* Records for this exercise *
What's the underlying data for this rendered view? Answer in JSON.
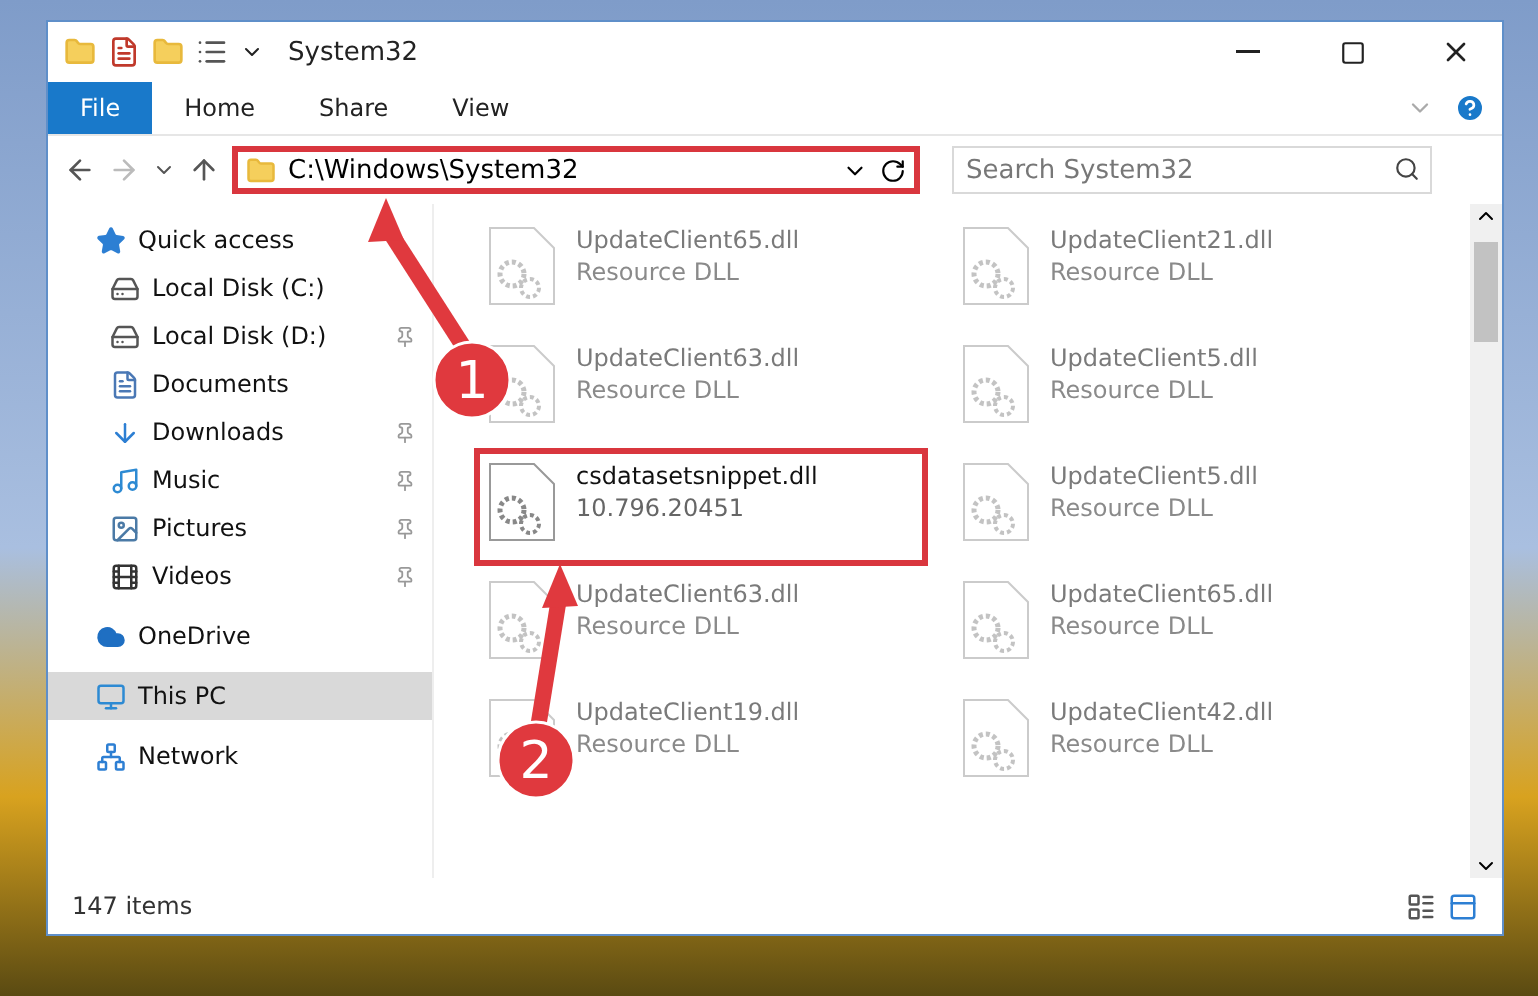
{
  "window": {
    "title": "System32"
  },
  "ribbon": {
    "tabs": [
      {
        "label": "File",
        "selected": true
      },
      {
        "label": "Home",
        "selected": false
      },
      {
        "label": "Share",
        "selected": false
      },
      {
        "label": "View",
        "selected": false
      }
    ]
  },
  "address_bar": {
    "path": "C:\\Windows\\System32",
    "outlined": true
  },
  "search": {
    "placeholder": "Search System32"
  },
  "sidebar": {
    "items": [
      {
        "label": "Quick access",
        "kind": "star",
        "selected": false,
        "children": [
          {
            "label": "Local Disk (C:)",
            "kind": "disk",
            "pinned": false,
            "selected": false
          },
          {
            "label": "Local Disk (D:)",
            "kind": "disk",
            "pinned": true,
            "selected": false
          },
          {
            "label": "Documents",
            "kind": "document",
            "pinned": false,
            "selected": false
          },
          {
            "label": "Downloads",
            "kind": "download",
            "pinned": true,
            "selected": false
          },
          {
            "label": "Music",
            "kind": "music",
            "pinned": true,
            "selected": false
          },
          {
            "label": "Pictures",
            "kind": "picture",
            "pinned": true,
            "selected": false
          },
          {
            "label": "Videos",
            "kind": "video",
            "pinned": true,
            "selected": false
          }
        ]
      },
      {
        "label": "OneDrive",
        "kind": "cloud",
        "selected": false
      },
      {
        "label": "This PC",
        "kind": "pc",
        "selected": true
      },
      {
        "label": "Network",
        "kind": "network",
        "selected": false
      }
    ]
  },
  "files": [
    {
      "name": "UpdateClient65.dll",
      "detail": "Resource DLL",
      "blurred": true,
      "outlined": false
    },
    {
      "name": "UpdateClient21.dll",
      "detail": "Resource DLL",
      "blurred": true,
      "outlined": false
    },
    {
      "name": "UpdateClient63.dll",
      "detail": "Resource DLL",
      "blurred": true,
      "outlined": false
    },
    {
      "name": "UpdateClient5.dll",
      "detail": "Resource DLL",
      "blurred": true,
      "outlined": false
    },
    {
      "name": "csdatasetsnippet.dll",
      "detail": "10.796.20451",
      "blurred": false,
      "outlined": true
    },
    {
      "name": "UpdateClient5.dll",
      "detail": "Resource DLL",
      "blurred": true,
      "outlined": false
    },
    {
      "name": "UpdateClient63.dll",
      "detail": "Resource DLL",
      "blurred": true,
      "outlined": false
    },
    {
      "name": "UpdateClient65.dll",
      "detail": "Resource DLL",
      "blurred": true,
      "outlined": false
    },
    {
      "name": "UpdateClient19.dll",
      "detail": "Resource DLL",
      "blurred": true,
      "outlined": false
    },
    {
      "name": "UpdateClient42.dll",
      "detail": "Resource DLL",
      "blurred": true,
      "outlined": false
    }
  ],
  "status_bar": {
    "count": "147 items"
  },
  "callouts": [
    {
      "label": "1"
    },
    {
      "label": "2"
    }
  ]
}
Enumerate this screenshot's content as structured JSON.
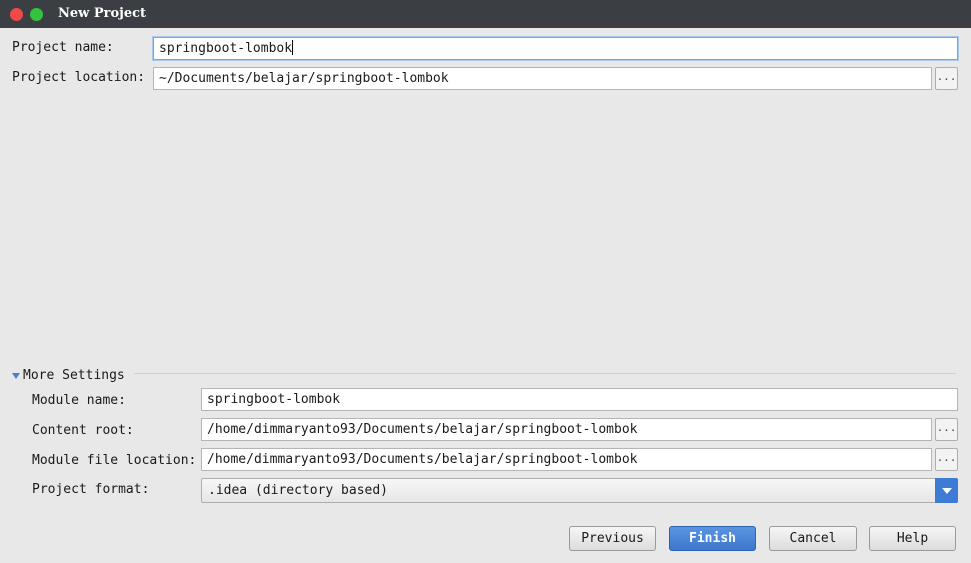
{
  "window": {
    "title": "New Project"
  },
  "project": {
    "name_label": "Project name:",
    "name_value": "springboot-lombok",
    "location_label": "Project location:",
    "location_value": "~/Documents/belajar/springboot-lombok",
    "browse_label": "..."
  },
  "more_settings": {
    "title": "More Settings",
    "module_name_label": "Module name:",
    "module_name_value": "springboot-lombok",
    "content_root_label": "Content root:",
    "content_root_value": "/home/dimmaryanto93/Documents/belajar/springboot-lombok",
    "module_file_label": "Module file location:",
    "module_file_value": "/home/dimmaryanto93/Documents/belajar/springboot-lombok",
    "format_label": "Project format:",
    "format_value": ".idea (directory based)"
  },
  "buttons": {
    "previous": "Previous",
    "finish": "Finish",
    "cancel": "Cancel",
    "help": "Help"
  },
  "colors": {
    "titlebar": "#3b3f44",
    "background": "#e8e8e8",
    "accent": "#3d7bd6",
    "close": "#ee4a4a",
    "maximize": "#35c33d"
  }
}
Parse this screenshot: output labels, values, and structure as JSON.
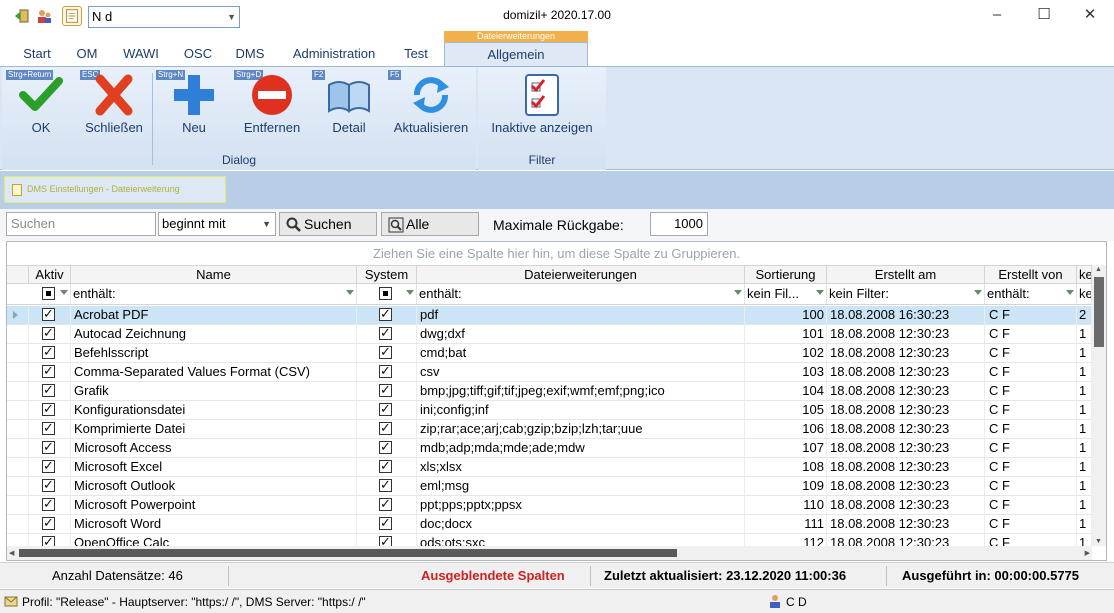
{
  "titlebar": {
    "title": "domizil+ 2020.17.00",
    "user_combo": "N                 d"
  },
  "ribbon": {
    "context_header": "Dateierweiterungen",
    "tabs": [
      "Start",
      "OM",
      "WAWI",
      "OSC",
      "DMS",
      "Administration",
      "Test",
      "Allgemein"
    ],
    "active_tab": "Allgemein",
    "buttons": [
      {
        "label": "OK",
        "key": "Strg+Return"
      },
      {
        "label": "Schließen",
        "key": "ESC"
      },
      {
        "label": "Neu",
        "key": "Strg+N"
      },
      {
        "label": "Entfernen",
        "key": "Strg+D"
      },
      {
        "label": "Detail",
        "key": "F2"
      },
      {
        "label": "Aktualisieren",
        "key": "F5"
      },
      {
        "label": "Inaktive anzeigen",
        "key": ""
      }
    ],
    "groups": [
      "Dialog",
      "Filter"
    ]
  },
  "doc_tab": "DMS Einstellungen - Dateierweiterung",
  "search": {
    "placeholder": "Suchen",
    "mode": "beginnt mit",
    "search_button": "Suchen",
    "all_button": "Alle",
    "max_label": "Maximale Rückgabe:",
    "max_value": "1000"
  },
  "grid": {
    "group_hint": "Ziehen Sie eine Spalte hier hin, um diese Spalte zu Gruppieren.",
    "columns": [
      "Aktiv",
      "Name",
      "System",
      "Dateierweiterungen",
      "Sortierung",
      "Erstellt am",
      "Erstellt von",
      "ke"
    ],
    "filters": {
      "name": "enthält:",
      "ext": "enthält:",
      "sort": "kein  Fil...",
      "created": "kein Filter:",
      "by": "enthält:",
      "last": "ke"
    },
    "rows": [
      {
        "name": "Acrobat PDF",
        "ext": "pdf",
        "sort": "100",
        "created": "18.08.2008 16:30:23",
        "by": "C         F",
        "last": "2"
      },
      {
        "name": "Autocad Zeichnung",
        "ext": "dwg;dxf",
        "sort": "101",
        "created": "18.08.2008 12:30:23",
        "by": "C         F",
        "last": "1"
      },
      {
        "name": "Befehlsscript",
        "ext": "cmd;bat",
        "sort": "102",
        "created": "18.08.2008 12:30:23",
        "by": "C         F",
        "last": "1"
      },
      {
        "name": "Comma-Separated Values Format (CSV)",
        "ext": "csv",
        "sort": "103",
        "created": "18.08.2008 12:30:23",
        "by": "C         F",
        "last": "1"
      },
      {
        "name": "Grafik",
        "ext": "bmp;jpg;tiff;gif;tif;jpeg;exif;wmf;emf;png;ico",
        "sort": "104",
        "created": "18.08.2008 12:30:23",
        "by": "C         F",
        "last": "1"
      },
      {
        "name": "Konfigurationsdatei",
        "ext": "ini;config;inf",
        "sort": "105",
        "created": "18.08.2008 12:30:23",
        "by": "C         F",
        "last": "1"
      },
      {
        "name": "Komprimierte Datei",
        "ext": "zip;rar;ace;arj;cab;gzip;bzip;lzh;tar;uue",
        "sort": "106",
        "created": "18.08.2008 12:30:23",
        "by": "C         F",
        "last": "1"
      },
      {
        "name": "Microsoft Access",
        "ext": "mdb;adp;mda;mde;ade;mdw",
        "sort": "107",
        "created": "18.08.2008 12:30:23",
        "by": "C         F",
        "last": "1"
      },
      {
        "name": "Microsoft Excel",
        "ext": "xls;xlsx",
        "sort": "108",
        "created": "18.08.2008 12:30:23",
        "by": "C         F",
        "last": "1"
      },
      {
        "name": "Microsoft Outlook",
        "ext": "eml;msg",
        "sort": "109",
        "created": "18.08.2008 12:30:23",
        "by": "C         F",
        "last": "1"
      },
      {
        "name": "Microsoft Powerpoint",
        "ext": "ppt;pps;pptx;ppsx",
        "sort": "110",
        "created": "18.08.2008 12:30:23",
        "by": "C         F",
        "last": "1"
      },
      {
        "name": "Microsoft Word",
        "ext": "doc;docx",
        "sort": "111",
        "created": "18.08.2008 12:30:23",
        "by": "C         F",
        "last": "1"
      },
      {
        "name": "OpenOffice Calc",
        "ext": "ods;ots;sxc",
        "sort": "112",
        "created": "18.08.2008 12:30:23",
        "by": "C         F",
        "last": "1"
      }
    ]
  },
  "status": {
    "count": "Anzahl Datensätze: 46",
    "hidden": "Ausgeblendete Spalten",
    "updated": "Zuletzt aktualisiert: 23.12.2020 11:00:36",
    "exec": "Ausgeführt in: 00:00:00.5775",
    "profile": "Profil: \"Release\" - Hauptserver: \"https:/                              /\", DMS Server: \"https:/                              /\"",
    "user": "C          D"
  },
  "colors": {
    "accent": "#1d3c6a",
    "context_tab": "#f0b04a",
    "hidden_cols": "#d02020",
    "selected_row": "#cbe4f6"
  }
}
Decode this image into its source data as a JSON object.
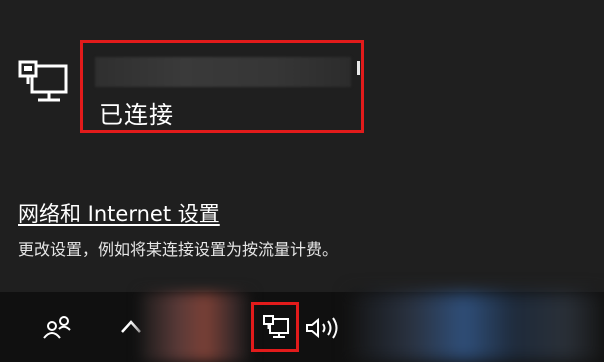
{
  "network": {
    "name": "",
    "status": "已连接",
    "icon": "ethernet-monitor-icon"
  },
  "settings": {
    "link": "网络和 Internet 设置",
    "description": "更改设置，例如将某连接设置为按流量计费。"
  },
  "taskbar": {
    "icons": [
      "people-icon",
      "chevron-up-icon",
      "network-icon",
      "volume-icon"
    ]
  },
  "colors": {
    "background": "#1f1f1f",
    "taskbar": "#101010",
    "highlight": "#e21b1b"
  }
}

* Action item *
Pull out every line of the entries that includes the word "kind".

* Final answer *
        "kind": "star",
            "kind": "disk",
            "kind": "disk",
            "kind": "document",
            "kind": "download",
            "kind": "music",
            "kind": "picture",
            "kind": "video",
        "kind": "cloud",
        "kind": "pc",
        "kind": "network",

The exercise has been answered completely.